### Given data
────────────────────────────────────────

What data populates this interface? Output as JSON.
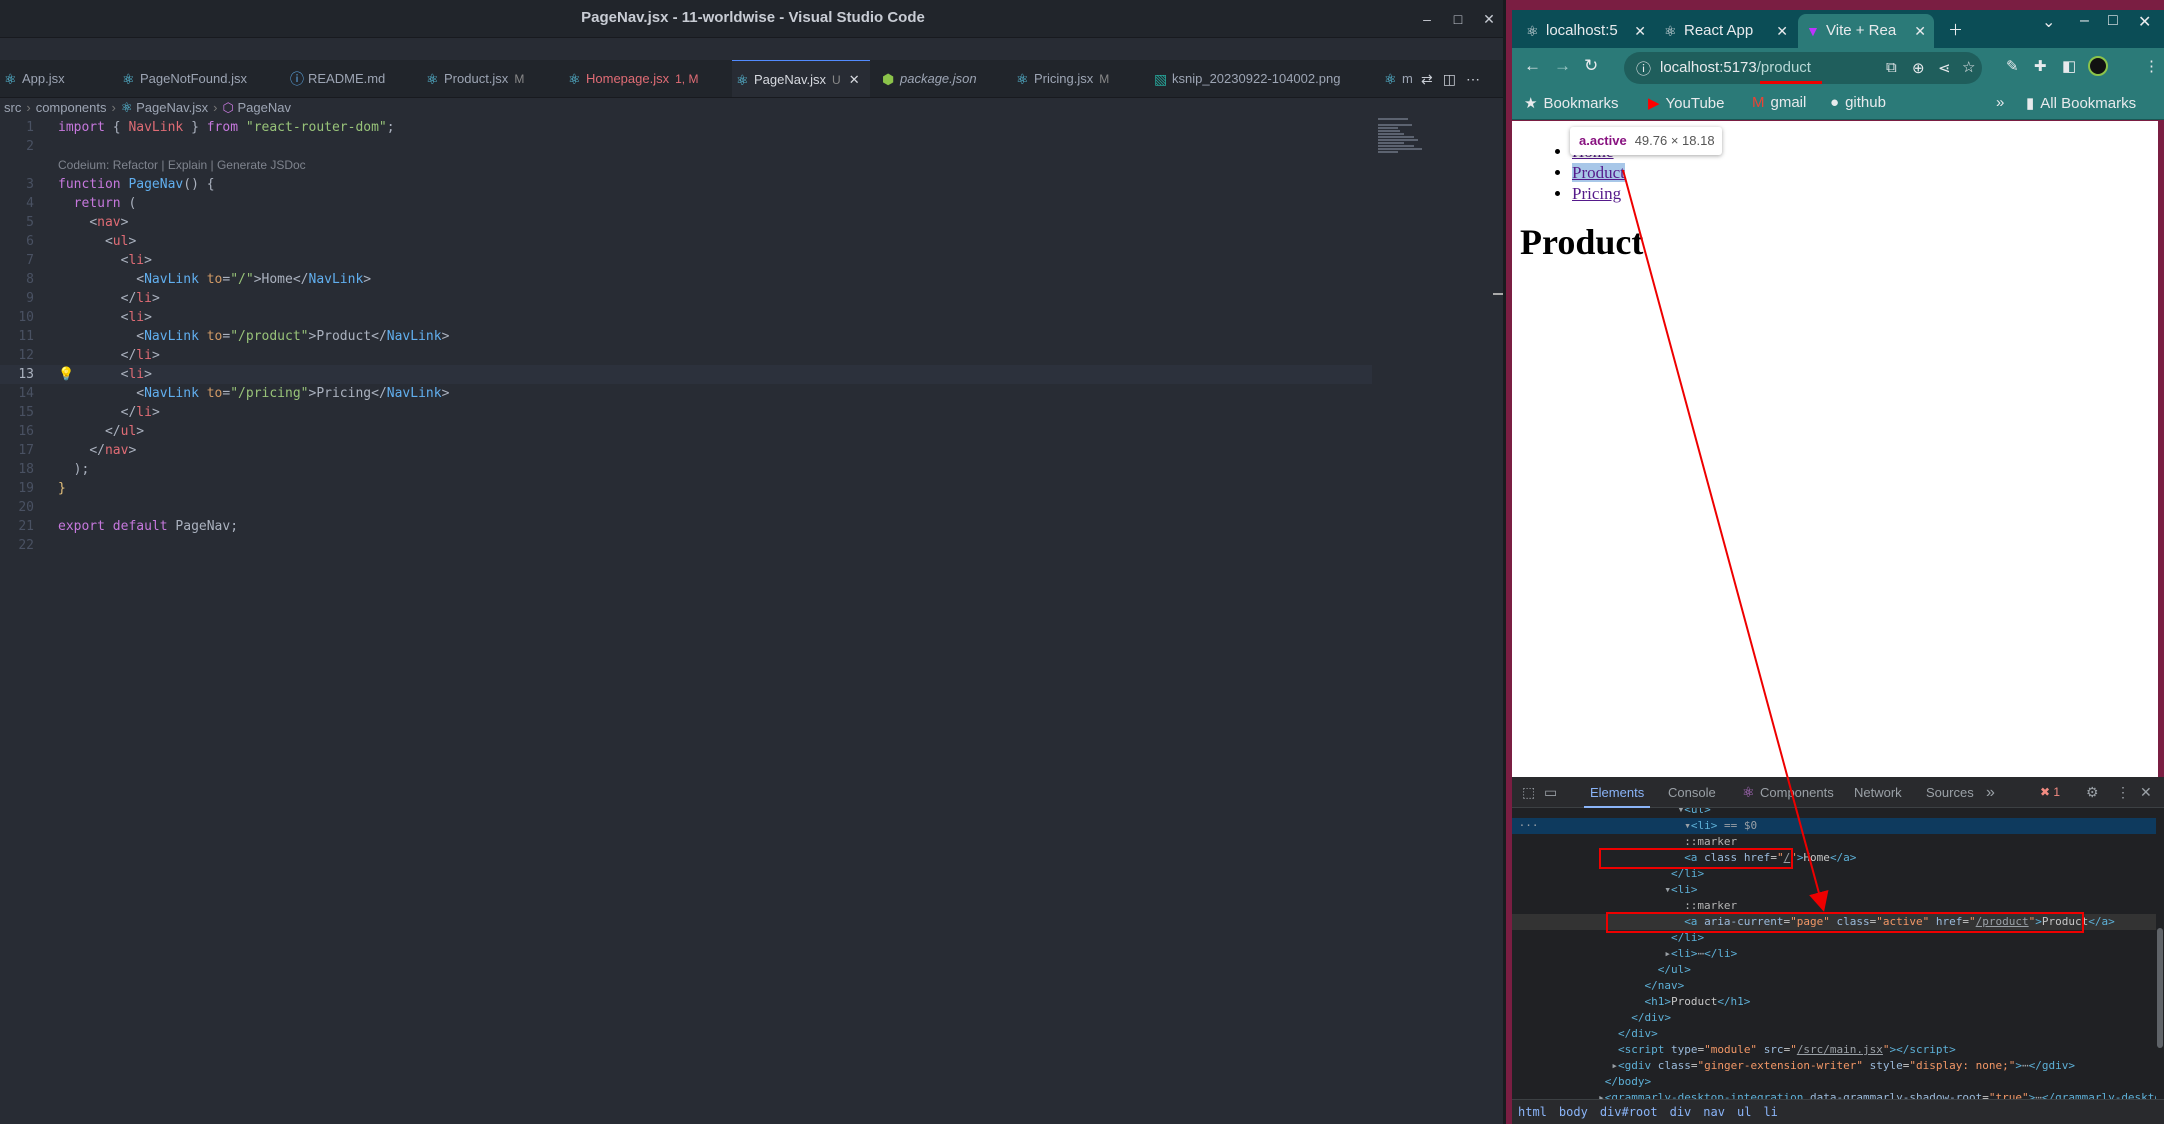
{
  "vscode": {
    "window_title": "PageNav.jsx - 11-worldwise - Visual Studio Code",
    "tabs": [
      {
        "label": "App.jsx",
        "status": "",
        "icon": "⚛",
        "color": "#61dafb"
      },
      {
        "label": "PageNotFound.jsx",
        "status": "",
        "icon": "⚛",
        "color": "#61dafb"
      },
      {
        "label": "README.md",
        "status": "",
        "icon": "ⓘ",
        "color": "#61afef"
      },
      {
        "label": "Product.jsx",
        "status": "M",
        "icon": "⚛",
        "color": "#61dafb"
      },
      {
        "label": "Homepage.jsx",
        "status": "1, M",
        "icon": "⚛",
        "color": "#61dafb"
      },
      {
        "label": "PageNav.jsx",
        "status": "U",
        "icon": "⚛",
        "color": "#61dafb"
      },
      {
        "label": "package.json",
        "status": "",
        "icon": "⬢",
        "color": "#8bc34a"
      },
      {
        "label": "Pricing.jsx",
        "status": "M",
        "icon": "⚛",
        "color": "#61dafb"
      },
      {
        "label": "ksnip_20230922-104002.png",
        "status": "",
        "icon": "▧",
        "color": "#26a69a"
      },
      {
        "label": "m",
        "status": "",
        "icon": "⚛",
        "color": "#61dafb"
      }
    ],
    "breadcrumb": {
      "seg1": "src",
      "seg2": "components",
      "seg3": "PageNav.jsx",
      "seg4": "PageNav"
    },
    "codelens": "Codeium: Refactor | Explain | Generate JSDoc",
    "line_numbers": [
      "1",
      "2",
      "3",
      "4",
      "5",
      "6",
      "7",
      "8",
      "9",
      "10",
      "11",
      "12",
      "13",
      "14",
      "15",
      "16",
      "17",
      "18",
      "19",
      "20",
      "21",
      "22"
    ],
    "code": {
      "l1": {
        "kw": "import",
        "b1": " { ",
        "name": "NavLink",
        "b2": " } ",
        "kw2": "from",
        "sp": " ",
        "str": "\"react-router-dom\"",
        "end": ";"
      },
      "l3": {
        "kw": "function",
        "sp": " ",
        "name": "PageNav",
        "rest": "() {"
      },
      "l4": {
        "indent": "  ",
        "kw": "return",
        "rest": " ("
      },
      "l5": {
        "indent": "    ",
        "open": "<",
        "tag": "nav",
        "close": ">"
      },
      "l6": {
        "indent": "      ",
        "open": "<",
        "tag": "ul",
        "close": ">"
      },
      "l7": {
        "indent": "        ",
        "open": "<",
        "tag": "li",
        "close": ">"
      },
      "l8": {
        "indent": "          ",
        "open": "<",
        "tag": "NavLink",
        "attr": " to",
        "eq": "=",
        "val": "\"/\"",
        "gt": ">",
        "text": "Home",
        "cl": "</",
        "tag2": "NavLink",
        "end": ">"
      },
      "l9": {
        "indent": "        ",
        "open": "</",
        "tag": "li",
        "close": ">"
      },
      "l10": {
        "indent": "        ",
        "open": "<",
        "tag": "li",
        "close": ">"
      },
      "l11": {
        "indent": "          ",
        "open": "<",
        "tag": "NavLink",
        "attr": " to",
        "eq": "=",
        "val": "\"/product\"",
        "gt": ">",
        "text": "Product",
        "cl": "</",
        "tag2": "NavLink",
        "end": ">"
      },
      "l12": {
        "indent": "        ",
        "open": "</",
        "tag": "li",
        "close": ">"
      },
      "l13": {
        "indent": "        ",
        "open": "<",
        "tag": "li",
        "close": ">"
      },
      "l14": {
        "indent": "          ",
        "open": "<",
        "tag": "NavLink",
        "attr": " to",
        "eq": "=",
        "val": "\"/pricing\"",
        "gt": ">",
        "text": "Pricing",
        "cl": "</",
        "tag2": "NavLink",
        "end": ">"
      },
      "l15": {
        "indent": "        ",
        "open": "</",
        "tag": "li",
        "close": ">"
      },
      "l16": {
        "indent": "      ",
        "open": "</",
        "tag": "ul",
        "close": ">"
      },
      "l17": {
        "indent": "    ",
        "open": "</",
        "tag": "nav",
        "close": ">"
      },
      "l18": {
        "indent": "  ",
        "text": ");"
      },
      "l19": {
        "text": "}"
      },
      "l21": {
        "kw": "export",
        "sp": " ",
        "kw2": "default",
        "rest": " PageNav;"
      }
    },
    "current_line": "13"
  },
  "chrome": {
    "tabs": [
      {
        "label": "localhost:5",
        "icon": "⚛"
      },
      {
        "label": "React App",
        "icon": "⚛"
      },
      {
        "label": "Vite + Rea",
        "icon": "▼"
      }
    ],
    "url_host": "localhost:5173",
    "url_path": "/product",
    "bookmarks": {
      "b1": "Bookmarks",
      "b2": "YouTube",
      "b3": "gmail",
      "b4": "github",
      "all": "All Bookmarks"
    },
    "page": {
      "tooltip_selector": "a.active",
      "tooltip_size": "49.76 × 18.18",
      "nav_links": [
        "Home",
        "Product",
        "Pricing"
      ],
      "heading": "Product"
    },
    "devtools": {
      "tabs": {
        "elements": "Elements",
        "console": "Console",
        "components": "Components",
        "network": "Network",
        "sources": "Sources",
        "more": "»"
      },
      "error_count": "1",
      "crumbs": [
        "html",
        "body",
        "div#root",
        "div",
        "nav",
        "ul",
        "li"
      ]
    }
  },
  "colors": {
    "annotation": "#e00000",
    "vscode_bg": "#282c34",
    "chrome_frame": "#2b7a78"
  }
}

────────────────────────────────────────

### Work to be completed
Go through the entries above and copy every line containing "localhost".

### Expected answer
        "label": "localhost:5",
    "url_host": "localhost:5173",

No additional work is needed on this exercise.